One afternoon, during a seemingly typical Emergency First Response training session, me (Becca), Fiona, Dave and Felician (fellow volunteers) were led by Pepper and Roberto to the beach. We began to re-enact a snake bite scenario and Felician diligently played the injured party. After we had gone through all the steps we strapped him to the stretcher and began to make our way towards the river mouth to await ‘help’.
As we huffed and puffed along the beach something wonderful greeted us with its presence; a nine-banded armadillo or as the Spanish sometimes say, Cusuco.
As our little friend came trotting along the beach, we gently dropped Felician to the ground, (Roberto and I only just managed to remember to un-strap our poor victim amongst the excitement) and stared in amazement at how close the creature was coming towards us.
Dave rushed back to base to grab his camera and on his way told whoever he could about our surprise visitor. Everyone stopped whatever she or he were doing and hurried to the beach; base completely cleared out in a matter of minutes!
It was an extraordinary thing in itself to witness the whole camp gathered around together in awe and marvel at a mammal that has remained unchanged on earth for 80 million years.
Dave getting up close and personal with his new armoured friend
Armadillo’s have poor eyesight and this one was so completely engrossed in its rummaging that our presence on the beach didn’t seem to make any impact, the armadillo was quite oblivious to the fuss he was able to create.
After a couple of laps along the beach, he rushed over to the high tide line and started to burrow for crabs. The burrowing lasted quite a long time so Dave and Pepper managed to capture some up close and personal shots. After a while though, the armadillo stopped burrowing and decided that he’d graced us enough with his presence and was off to pursue greater things.
Although armadillos are abundant in Costa Rica and around Jalova, the GVI team has never seen such an exceptionally long and close up sighting.
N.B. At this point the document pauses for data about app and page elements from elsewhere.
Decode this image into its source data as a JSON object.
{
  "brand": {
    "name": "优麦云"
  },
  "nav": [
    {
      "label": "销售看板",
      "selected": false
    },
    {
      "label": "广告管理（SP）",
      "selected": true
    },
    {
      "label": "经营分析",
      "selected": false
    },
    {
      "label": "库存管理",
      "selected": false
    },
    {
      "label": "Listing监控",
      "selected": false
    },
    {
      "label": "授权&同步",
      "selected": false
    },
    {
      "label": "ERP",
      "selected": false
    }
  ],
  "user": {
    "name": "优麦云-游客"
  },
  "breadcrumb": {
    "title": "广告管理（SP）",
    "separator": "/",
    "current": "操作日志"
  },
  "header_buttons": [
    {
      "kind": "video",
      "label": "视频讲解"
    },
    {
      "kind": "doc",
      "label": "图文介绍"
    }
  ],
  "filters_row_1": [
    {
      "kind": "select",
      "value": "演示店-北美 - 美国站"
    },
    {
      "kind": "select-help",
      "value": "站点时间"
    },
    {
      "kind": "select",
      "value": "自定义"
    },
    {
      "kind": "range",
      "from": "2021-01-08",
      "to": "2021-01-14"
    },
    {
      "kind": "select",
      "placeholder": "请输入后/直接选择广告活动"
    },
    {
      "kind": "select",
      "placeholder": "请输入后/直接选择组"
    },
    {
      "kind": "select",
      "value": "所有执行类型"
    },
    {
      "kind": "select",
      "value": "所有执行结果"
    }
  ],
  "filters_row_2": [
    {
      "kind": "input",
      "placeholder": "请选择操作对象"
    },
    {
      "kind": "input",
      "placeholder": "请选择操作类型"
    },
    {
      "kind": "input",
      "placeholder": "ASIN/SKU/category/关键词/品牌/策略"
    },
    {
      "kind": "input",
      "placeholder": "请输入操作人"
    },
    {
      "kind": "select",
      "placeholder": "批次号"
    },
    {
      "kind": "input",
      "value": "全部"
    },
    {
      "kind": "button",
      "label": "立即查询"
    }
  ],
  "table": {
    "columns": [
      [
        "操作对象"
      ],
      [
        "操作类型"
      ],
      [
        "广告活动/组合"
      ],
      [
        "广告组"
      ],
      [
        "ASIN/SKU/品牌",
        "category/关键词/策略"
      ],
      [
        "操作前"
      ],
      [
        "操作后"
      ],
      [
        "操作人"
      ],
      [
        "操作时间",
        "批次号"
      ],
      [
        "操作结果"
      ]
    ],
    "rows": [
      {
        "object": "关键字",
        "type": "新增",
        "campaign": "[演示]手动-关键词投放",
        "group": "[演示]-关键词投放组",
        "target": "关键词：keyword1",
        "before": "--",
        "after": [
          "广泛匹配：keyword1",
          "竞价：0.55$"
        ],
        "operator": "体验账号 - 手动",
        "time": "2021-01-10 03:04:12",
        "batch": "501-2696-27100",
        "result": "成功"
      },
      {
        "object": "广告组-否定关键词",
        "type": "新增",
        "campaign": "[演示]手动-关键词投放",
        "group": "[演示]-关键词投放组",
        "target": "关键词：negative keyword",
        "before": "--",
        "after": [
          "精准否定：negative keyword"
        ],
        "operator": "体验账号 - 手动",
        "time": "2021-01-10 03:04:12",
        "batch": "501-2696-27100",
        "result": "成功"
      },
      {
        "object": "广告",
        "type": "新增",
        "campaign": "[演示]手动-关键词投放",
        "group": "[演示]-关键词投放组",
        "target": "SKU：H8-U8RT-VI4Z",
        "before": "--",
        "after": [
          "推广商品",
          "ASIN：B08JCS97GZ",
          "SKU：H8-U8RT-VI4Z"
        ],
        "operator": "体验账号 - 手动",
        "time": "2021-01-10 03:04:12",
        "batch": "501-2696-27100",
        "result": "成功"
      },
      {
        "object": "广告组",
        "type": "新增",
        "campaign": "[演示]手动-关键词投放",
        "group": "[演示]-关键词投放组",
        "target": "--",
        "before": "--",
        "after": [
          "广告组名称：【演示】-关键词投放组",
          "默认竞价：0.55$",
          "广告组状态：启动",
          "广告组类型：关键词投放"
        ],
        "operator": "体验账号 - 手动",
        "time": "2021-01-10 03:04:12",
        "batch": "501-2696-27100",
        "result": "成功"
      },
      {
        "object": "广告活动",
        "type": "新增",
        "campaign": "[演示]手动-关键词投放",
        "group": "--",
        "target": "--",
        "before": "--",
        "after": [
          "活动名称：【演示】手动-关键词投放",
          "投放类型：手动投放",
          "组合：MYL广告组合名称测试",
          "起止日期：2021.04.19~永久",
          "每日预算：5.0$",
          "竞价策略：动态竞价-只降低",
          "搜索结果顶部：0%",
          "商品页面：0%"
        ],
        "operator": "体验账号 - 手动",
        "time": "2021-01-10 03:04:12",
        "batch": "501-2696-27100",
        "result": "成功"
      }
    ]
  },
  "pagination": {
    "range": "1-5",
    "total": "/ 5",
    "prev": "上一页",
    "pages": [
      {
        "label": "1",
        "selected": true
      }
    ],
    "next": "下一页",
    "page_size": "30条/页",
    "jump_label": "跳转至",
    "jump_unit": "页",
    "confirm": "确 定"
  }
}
Pepper told me that you can sometimes catch a glimpse of an armadillo sniffing around the compost heap, however as soon as you approach to get a better view, it quickly flees the scene and all you manage to see is the end of its armoured tail. It is also a nocturnal creature making the daytime viewing even more special. For me personally that was the first time I had ever seen a real life armadillo, let alone a wild one in its natural habitat!
Burrowing for crabs
Dave suggested that I end this blog with a poem about the occasion; however my creative juices don’t seem to be flowing. Perhaps it’s the humidity. So instead I thought I would finish with a poem from Kipling’s Just So Stories from the chapter The Beginning of the Armadillo that I found on the shelf in the base kitchen.
‘Can’t curl, but can swim-
Stickly-Prickely, that’s him!
Curls up, but can’t swim-
Slow-Solid, that’s him!’
– Becca, one month volunteer